Scribble on a Pull-turns-push architecture based on http – registering web applications as event listeners
Today in the car I had some thoughts on applications working together, across the boundaries of technology and organizations. I tried to find an easy, cheap way for for example web applications to keep tracks of events of interest happening around it. No need for expensive, fancy or complex SOA, JMS, ESB etc. infrastructure.
I came up with this fairly simple architecture where a web application publishes a Servlet that can be called with event-notifications. These are simple, almost fire-and-forget messages that are replied to with minimal responses. The notifications are plain old Http(s) get and/or post requests that contain simple properties like type of event, category, timestamp and data attributes. A notification can signify a new entry in an rss feed, the reception of an email or IM message, the change in a piece of data, a development in a business process (BPEL sensor output) or sporting event, change in an application parameter or anything the application may find of interest.
The servlet passes the data on to a singleton object (and/or an object in the application scope of the web application). Sessions may have registered listeners on this singleton event dispatcher, that will be notified of the events received through the servlet by the dispatcher that satisfy their criteria.
The servlet can be called by any event publisher anywhere in the world, either in plain Http or in secure Https.
One interesting option would be to enlist the help of a CIA – a Central Intelligence Agent – that listens/polls for events on behalf of interested parties. The CIA could repeatedly listen to for example RSS feeds (pull model) and upon discovery of a new entry turn it into a push event by calling web applications that registered their interest with the CIA. Any event that the CIA can discover by itself – or is notified of by event publishers – can be sent to Http-based listeners.

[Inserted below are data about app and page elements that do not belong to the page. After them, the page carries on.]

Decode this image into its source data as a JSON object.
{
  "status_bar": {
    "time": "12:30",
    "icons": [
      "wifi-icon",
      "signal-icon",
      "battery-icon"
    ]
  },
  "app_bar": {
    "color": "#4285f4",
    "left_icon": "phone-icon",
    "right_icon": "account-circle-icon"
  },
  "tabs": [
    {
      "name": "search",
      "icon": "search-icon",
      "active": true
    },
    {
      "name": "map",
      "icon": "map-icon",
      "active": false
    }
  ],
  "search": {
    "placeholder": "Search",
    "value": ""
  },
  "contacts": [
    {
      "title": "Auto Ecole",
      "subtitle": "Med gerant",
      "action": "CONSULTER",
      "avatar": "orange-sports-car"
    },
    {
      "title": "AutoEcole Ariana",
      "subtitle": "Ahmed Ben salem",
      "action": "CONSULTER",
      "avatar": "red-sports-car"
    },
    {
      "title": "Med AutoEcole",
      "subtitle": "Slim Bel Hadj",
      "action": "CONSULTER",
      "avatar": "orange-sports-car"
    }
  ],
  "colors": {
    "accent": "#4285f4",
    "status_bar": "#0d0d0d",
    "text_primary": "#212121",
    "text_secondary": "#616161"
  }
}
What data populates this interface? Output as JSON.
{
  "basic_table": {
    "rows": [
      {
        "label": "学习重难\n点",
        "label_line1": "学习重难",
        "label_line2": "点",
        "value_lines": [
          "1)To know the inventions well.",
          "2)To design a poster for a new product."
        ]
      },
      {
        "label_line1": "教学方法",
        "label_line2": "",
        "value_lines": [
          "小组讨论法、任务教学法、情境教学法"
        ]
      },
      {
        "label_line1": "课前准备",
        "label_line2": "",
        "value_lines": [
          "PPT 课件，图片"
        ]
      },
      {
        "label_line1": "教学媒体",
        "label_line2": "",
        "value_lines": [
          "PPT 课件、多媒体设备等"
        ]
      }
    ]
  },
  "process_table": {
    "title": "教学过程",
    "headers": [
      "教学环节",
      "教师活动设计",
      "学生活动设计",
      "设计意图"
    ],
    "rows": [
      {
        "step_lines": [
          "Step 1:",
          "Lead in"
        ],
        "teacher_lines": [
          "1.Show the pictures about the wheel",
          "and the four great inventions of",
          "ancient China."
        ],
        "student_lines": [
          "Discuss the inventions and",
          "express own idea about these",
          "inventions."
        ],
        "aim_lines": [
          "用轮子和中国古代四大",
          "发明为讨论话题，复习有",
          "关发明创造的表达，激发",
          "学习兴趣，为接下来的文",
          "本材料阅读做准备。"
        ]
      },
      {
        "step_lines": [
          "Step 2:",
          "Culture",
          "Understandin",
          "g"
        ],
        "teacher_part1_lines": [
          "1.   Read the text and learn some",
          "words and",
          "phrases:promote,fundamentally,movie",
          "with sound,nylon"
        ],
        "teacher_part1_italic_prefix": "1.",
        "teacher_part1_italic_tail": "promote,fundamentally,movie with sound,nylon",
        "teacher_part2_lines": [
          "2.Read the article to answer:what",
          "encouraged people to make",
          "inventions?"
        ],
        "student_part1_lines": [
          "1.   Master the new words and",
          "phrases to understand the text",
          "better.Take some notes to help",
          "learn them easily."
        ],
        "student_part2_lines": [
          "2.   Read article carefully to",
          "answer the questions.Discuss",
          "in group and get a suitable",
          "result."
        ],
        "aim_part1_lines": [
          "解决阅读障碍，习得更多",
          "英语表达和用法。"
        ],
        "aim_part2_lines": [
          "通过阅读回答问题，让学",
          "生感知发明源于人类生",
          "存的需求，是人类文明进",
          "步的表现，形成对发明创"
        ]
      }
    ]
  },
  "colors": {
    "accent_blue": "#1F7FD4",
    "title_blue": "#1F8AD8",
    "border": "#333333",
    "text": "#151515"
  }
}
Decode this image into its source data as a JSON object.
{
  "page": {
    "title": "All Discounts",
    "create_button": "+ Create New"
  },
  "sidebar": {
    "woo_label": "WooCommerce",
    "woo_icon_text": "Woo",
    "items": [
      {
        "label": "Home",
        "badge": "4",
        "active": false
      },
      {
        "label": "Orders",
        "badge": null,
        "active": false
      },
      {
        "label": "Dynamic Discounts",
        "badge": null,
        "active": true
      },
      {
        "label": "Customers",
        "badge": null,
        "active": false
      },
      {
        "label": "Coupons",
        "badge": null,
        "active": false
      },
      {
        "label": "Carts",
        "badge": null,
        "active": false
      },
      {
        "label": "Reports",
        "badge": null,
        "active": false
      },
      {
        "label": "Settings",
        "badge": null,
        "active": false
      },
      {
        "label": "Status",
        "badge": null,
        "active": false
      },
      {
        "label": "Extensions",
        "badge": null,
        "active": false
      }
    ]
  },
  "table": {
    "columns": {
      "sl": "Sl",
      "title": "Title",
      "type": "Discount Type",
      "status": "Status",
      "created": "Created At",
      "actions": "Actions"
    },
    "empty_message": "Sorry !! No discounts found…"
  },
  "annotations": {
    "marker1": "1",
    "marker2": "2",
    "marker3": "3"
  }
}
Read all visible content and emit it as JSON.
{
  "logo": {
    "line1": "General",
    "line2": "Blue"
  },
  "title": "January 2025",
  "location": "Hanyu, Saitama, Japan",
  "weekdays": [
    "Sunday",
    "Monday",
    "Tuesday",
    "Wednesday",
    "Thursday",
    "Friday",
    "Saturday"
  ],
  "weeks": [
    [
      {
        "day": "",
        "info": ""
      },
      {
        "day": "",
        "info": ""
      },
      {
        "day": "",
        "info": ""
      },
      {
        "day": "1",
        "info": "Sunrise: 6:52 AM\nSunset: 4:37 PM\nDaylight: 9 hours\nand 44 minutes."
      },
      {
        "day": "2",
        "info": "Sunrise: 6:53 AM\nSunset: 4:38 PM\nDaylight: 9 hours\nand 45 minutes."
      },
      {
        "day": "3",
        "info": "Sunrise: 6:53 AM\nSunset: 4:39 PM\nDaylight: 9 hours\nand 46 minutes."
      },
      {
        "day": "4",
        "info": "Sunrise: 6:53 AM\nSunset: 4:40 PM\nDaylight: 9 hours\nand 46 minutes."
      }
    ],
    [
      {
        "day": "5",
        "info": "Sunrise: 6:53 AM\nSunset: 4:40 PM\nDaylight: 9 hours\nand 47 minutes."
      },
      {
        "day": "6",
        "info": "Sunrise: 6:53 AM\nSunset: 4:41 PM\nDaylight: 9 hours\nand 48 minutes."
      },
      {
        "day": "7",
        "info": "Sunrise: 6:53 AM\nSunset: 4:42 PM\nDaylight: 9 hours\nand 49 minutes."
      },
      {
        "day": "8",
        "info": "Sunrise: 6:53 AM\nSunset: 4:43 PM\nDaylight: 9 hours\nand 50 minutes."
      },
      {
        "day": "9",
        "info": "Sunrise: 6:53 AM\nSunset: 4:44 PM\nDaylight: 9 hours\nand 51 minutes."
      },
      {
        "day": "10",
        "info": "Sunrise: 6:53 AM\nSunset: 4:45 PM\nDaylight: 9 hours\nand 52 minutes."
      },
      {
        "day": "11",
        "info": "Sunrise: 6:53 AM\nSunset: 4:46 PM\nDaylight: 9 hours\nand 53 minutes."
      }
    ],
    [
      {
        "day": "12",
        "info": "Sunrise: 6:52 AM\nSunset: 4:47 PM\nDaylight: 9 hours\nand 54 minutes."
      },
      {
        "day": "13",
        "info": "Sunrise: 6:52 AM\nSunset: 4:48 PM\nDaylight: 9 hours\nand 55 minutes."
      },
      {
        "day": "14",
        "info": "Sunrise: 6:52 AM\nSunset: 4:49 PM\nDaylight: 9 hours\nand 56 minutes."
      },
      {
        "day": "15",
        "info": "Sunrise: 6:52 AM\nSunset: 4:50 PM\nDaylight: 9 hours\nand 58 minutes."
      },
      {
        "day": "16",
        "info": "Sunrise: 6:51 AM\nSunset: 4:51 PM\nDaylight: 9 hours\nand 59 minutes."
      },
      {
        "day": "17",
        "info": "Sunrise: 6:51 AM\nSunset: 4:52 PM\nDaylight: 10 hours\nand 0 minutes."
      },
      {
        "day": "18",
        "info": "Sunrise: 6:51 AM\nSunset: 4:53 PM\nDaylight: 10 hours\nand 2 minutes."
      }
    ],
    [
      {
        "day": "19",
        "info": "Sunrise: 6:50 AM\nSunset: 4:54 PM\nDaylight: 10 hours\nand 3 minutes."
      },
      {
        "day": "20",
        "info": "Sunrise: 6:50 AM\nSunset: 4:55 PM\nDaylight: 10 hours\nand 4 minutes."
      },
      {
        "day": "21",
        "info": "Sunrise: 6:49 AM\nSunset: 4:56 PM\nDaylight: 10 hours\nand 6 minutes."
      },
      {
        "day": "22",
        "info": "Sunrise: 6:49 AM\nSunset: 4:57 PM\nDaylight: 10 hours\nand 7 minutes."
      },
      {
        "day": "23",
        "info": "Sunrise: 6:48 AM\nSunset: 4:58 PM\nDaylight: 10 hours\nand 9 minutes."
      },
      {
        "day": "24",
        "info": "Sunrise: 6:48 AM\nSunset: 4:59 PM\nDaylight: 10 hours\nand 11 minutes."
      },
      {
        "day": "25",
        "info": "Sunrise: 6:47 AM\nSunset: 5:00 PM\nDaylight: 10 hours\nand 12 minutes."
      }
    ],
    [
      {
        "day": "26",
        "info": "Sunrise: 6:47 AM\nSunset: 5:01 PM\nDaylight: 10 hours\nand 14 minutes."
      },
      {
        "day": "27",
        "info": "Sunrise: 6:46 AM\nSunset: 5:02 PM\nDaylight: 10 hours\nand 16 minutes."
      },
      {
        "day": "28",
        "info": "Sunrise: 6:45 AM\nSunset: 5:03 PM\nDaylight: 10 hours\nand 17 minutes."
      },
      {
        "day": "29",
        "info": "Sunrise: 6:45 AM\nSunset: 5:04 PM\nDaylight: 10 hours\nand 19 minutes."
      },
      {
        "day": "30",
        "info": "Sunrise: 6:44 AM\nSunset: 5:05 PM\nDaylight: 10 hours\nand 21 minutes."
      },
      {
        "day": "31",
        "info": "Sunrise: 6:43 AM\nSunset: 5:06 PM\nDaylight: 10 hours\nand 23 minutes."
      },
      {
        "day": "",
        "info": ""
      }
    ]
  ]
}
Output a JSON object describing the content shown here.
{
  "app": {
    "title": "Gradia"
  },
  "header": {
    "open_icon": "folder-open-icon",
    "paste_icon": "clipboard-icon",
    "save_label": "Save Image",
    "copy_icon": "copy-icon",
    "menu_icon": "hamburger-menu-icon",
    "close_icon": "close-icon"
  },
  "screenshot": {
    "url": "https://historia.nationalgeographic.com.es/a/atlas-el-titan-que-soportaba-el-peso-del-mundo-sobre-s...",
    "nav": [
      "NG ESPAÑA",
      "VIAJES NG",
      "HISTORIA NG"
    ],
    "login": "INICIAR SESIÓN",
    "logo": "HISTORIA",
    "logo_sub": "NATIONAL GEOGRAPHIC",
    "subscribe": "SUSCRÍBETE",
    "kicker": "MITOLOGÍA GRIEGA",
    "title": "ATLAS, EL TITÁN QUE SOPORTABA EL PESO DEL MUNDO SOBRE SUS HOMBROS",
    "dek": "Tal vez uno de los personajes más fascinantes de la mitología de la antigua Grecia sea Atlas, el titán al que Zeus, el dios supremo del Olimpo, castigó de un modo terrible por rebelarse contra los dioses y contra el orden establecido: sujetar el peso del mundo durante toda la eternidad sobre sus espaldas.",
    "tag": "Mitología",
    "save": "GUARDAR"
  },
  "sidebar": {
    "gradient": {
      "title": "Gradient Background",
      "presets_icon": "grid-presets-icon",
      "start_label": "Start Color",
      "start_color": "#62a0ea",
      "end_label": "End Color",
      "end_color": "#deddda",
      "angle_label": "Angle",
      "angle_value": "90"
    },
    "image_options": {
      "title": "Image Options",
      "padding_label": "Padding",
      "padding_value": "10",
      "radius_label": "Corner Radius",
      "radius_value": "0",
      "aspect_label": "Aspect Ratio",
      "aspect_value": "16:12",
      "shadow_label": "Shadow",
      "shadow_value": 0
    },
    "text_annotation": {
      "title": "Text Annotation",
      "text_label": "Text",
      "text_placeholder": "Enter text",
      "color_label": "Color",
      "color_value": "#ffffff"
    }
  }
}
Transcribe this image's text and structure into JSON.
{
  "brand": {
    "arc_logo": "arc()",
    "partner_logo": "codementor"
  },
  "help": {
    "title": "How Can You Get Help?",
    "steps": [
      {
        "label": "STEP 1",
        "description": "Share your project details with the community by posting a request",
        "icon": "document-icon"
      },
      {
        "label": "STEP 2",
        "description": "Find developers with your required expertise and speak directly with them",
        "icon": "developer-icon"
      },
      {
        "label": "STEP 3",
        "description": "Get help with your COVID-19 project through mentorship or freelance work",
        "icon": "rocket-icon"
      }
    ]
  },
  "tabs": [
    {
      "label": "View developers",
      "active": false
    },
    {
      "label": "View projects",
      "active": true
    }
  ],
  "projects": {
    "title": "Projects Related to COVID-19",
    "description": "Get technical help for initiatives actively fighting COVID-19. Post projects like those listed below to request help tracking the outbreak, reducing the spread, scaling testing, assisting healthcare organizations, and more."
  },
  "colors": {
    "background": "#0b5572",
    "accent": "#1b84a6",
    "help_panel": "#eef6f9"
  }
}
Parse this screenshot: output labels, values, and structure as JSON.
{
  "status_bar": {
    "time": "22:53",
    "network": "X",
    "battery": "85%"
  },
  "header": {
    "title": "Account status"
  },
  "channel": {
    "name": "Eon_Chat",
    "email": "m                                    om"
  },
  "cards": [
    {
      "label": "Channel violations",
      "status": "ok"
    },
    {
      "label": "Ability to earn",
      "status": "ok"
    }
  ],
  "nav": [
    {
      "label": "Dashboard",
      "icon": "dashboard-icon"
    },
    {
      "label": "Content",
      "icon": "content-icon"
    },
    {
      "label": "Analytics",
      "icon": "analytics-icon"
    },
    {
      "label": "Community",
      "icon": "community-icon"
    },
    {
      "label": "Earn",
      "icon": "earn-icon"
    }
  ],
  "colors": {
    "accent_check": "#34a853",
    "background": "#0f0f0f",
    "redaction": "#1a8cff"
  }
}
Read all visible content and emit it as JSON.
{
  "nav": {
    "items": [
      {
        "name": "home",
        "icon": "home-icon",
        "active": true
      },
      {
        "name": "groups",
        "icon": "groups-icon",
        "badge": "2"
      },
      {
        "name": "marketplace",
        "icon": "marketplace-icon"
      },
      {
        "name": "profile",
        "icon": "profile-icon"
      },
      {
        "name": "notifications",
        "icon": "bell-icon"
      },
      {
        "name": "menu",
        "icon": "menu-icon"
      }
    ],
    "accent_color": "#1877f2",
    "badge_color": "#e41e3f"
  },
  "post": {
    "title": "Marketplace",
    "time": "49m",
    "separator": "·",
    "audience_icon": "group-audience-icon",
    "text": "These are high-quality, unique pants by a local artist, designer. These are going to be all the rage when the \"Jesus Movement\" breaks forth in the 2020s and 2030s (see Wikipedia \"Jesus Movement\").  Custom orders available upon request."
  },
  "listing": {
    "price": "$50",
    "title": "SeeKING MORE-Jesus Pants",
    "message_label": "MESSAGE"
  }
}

Note that the Oracle Database can be such an Http listener – through its PL/SQLGateway using for example DBMS_EPG (http://technology.amis.nl/blog/?p=1628) – that is notified of external events. The database can also publish events – using the supplied package utl_http. This means that this architecture could be used as a way of exchanging event information between databases, across http(s) and through most firewalls.
- Using ADF BC Event Listeners to monitor data changes application wide through RSS Feeds and Monitor Pages
- Registering non-default XMLDB HTTP/WebDAV and FTP ports on a non-default Oracle Listener port
- Enhance the web page look & feel and behavior after it has been loaded – attach onLoad Event Listeners during load
- Spring and Oracle ADF – registering a POJO Spring JDBC based Business Service as Data Control
- Invoking HTTP Services from Oracle BPEL PM – SOA enabling PHP, Servlets, RSS,…